This means that lawyers are having to put more work into getting work, which doesn’t make sense if you have the data and can analyse and see where your prospects are coming from.
A good content strategy which is well-executed will pay dividends for your business.
Our research also highlighted an ongoing mismatch between what lawyers think is important to consumers and what consumers rate as important.
While you might be tempted to dismiss this as something that can be delegated to the marketing team and for-gotten about, you’d be making a grave error.
Engaging with consumers is no longer something that is a ‘nice to have’ if you’ve got time to fit it around fee-paying work, it needs to be front and centre.
If you don’t know what consumers are looking for, how do you know where to go to find new business?
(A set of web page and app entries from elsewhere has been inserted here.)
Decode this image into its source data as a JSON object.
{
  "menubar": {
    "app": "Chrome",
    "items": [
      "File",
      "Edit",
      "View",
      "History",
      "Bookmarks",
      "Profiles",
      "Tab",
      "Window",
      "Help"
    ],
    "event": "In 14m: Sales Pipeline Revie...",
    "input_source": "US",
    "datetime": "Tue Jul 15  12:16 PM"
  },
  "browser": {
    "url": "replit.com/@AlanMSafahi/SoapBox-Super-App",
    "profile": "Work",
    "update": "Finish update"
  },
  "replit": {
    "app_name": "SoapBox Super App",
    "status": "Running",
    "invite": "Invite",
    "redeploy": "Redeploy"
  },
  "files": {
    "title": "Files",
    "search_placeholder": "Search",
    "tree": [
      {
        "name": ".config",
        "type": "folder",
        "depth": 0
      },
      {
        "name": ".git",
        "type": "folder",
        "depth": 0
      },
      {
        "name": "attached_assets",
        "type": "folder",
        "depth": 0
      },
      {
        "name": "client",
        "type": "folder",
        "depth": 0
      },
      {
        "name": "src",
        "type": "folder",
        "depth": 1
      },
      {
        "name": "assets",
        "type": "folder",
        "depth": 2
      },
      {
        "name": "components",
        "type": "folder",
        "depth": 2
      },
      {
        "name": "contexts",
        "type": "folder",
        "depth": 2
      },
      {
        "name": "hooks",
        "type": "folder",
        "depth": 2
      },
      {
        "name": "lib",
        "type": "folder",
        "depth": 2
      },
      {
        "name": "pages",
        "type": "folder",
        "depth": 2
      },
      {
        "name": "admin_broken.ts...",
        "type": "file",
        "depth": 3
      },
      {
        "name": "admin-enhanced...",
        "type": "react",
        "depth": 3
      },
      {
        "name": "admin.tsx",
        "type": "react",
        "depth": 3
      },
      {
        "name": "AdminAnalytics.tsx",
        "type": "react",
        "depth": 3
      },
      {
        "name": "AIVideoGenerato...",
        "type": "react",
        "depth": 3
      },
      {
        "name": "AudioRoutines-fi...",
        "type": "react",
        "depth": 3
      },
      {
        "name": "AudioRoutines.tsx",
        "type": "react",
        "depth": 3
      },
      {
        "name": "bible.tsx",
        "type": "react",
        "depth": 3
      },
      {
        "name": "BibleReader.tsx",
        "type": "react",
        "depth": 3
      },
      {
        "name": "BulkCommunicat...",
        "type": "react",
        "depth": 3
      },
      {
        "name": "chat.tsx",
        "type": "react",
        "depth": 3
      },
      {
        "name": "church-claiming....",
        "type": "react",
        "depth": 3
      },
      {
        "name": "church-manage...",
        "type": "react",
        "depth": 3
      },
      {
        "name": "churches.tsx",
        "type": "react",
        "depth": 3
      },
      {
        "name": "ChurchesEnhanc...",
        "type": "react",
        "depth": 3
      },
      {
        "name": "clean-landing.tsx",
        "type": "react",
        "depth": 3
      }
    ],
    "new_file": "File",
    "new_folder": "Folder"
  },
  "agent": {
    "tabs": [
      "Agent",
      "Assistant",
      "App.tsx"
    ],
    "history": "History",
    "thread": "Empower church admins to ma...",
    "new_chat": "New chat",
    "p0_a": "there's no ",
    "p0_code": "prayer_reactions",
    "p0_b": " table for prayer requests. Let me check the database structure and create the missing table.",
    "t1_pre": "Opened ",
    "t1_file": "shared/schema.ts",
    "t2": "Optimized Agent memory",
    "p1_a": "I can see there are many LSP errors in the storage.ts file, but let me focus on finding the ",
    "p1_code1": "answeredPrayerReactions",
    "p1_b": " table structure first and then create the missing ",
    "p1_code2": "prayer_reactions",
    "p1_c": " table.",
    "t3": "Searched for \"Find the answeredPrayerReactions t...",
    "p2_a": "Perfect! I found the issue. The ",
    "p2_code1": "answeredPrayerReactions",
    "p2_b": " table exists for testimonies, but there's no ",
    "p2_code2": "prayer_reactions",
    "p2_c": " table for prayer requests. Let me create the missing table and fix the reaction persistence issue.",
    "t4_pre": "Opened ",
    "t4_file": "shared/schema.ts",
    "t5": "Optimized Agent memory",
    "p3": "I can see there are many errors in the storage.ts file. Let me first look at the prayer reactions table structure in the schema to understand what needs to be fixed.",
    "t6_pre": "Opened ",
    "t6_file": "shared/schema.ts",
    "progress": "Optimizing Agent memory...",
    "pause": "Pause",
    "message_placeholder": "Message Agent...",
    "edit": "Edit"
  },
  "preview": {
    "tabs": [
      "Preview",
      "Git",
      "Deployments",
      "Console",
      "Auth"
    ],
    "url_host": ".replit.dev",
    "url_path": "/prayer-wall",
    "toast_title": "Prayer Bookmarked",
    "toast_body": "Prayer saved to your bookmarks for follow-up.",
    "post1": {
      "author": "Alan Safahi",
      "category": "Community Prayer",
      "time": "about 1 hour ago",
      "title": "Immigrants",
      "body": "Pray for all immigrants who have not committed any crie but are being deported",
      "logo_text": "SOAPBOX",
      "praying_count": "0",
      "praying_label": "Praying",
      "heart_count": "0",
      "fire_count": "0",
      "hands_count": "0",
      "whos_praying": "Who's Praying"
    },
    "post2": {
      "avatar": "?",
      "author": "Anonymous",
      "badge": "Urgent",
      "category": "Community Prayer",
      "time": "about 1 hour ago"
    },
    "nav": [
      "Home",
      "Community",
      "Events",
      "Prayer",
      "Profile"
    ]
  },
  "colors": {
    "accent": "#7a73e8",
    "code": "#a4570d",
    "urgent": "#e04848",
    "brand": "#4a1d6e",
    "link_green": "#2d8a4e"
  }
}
How do you provide a good customer experience that results in recommendations and great online reviews?
In an increasingly competitive marketplace, all lawyers now need to have a savvy marketing hat they can wear.
Consumers today are savvy and like to source services in a similar way to how they shop online.
They expect information about price, service and quality to be readily available – if not, they easily move on and look for where this information is available.
While more than two thirds of solicitors we polled believed that clients shopped around before choosing a lawyer, the reality is that only around a quarter do, highlighting the importance of making a good first impression.
Also, recommendations from family and friends, and having a local office and a quality mark, don’t rank as highly with clients as lawyers think.
Surprisingly, most solicitors still don’t think online searches are that important, although PI lawyers (15 per cent) are nearly twice as likely to think they are the main route to finding a firm than other lawyers (8 per cent).
Firms who underestimate the importance of online searches are making a big mistake.
It’s the best quality enquiry out there; and our statistics show that a contact that’s come from search engine marketing activity is more likely to convert into a live lead than from any other form of marketing.
Lockdown had a huge impact on buying habits, with consumers accelerating their online use to purchase both goods and services, which is likely to last now.
And research shows that many consumers, particularly younger ones, would rather communicate via web or mobile than telephone.
Simply knowing this means you can channel your marketing spend more effectively and gain more bang for your buck.
By and large, the legal market seems to have coped admirably with the pandemic and there are positive signs in many practice areas that the market is rebounding.
But business conditions are likely to be challenging for some time to come and it’s clear that the PI market, in particular, is going to get more competitive.
If April’s whiplash reforms push firms out of low value road traffic accident (RTA) claims, then there are going to be even more eyes
turning to other areas of PI.
Add in the regulatory pressure to encourage consumers to shop around and getting them just to look at you in the first place is going to get harder.
There are 10,500 law firms in England and Wales and plenty of them do PI.
To consumers, they largely look the same. So if you are going to attract new clients, you need to be smart, strategic and stand out from the crowd.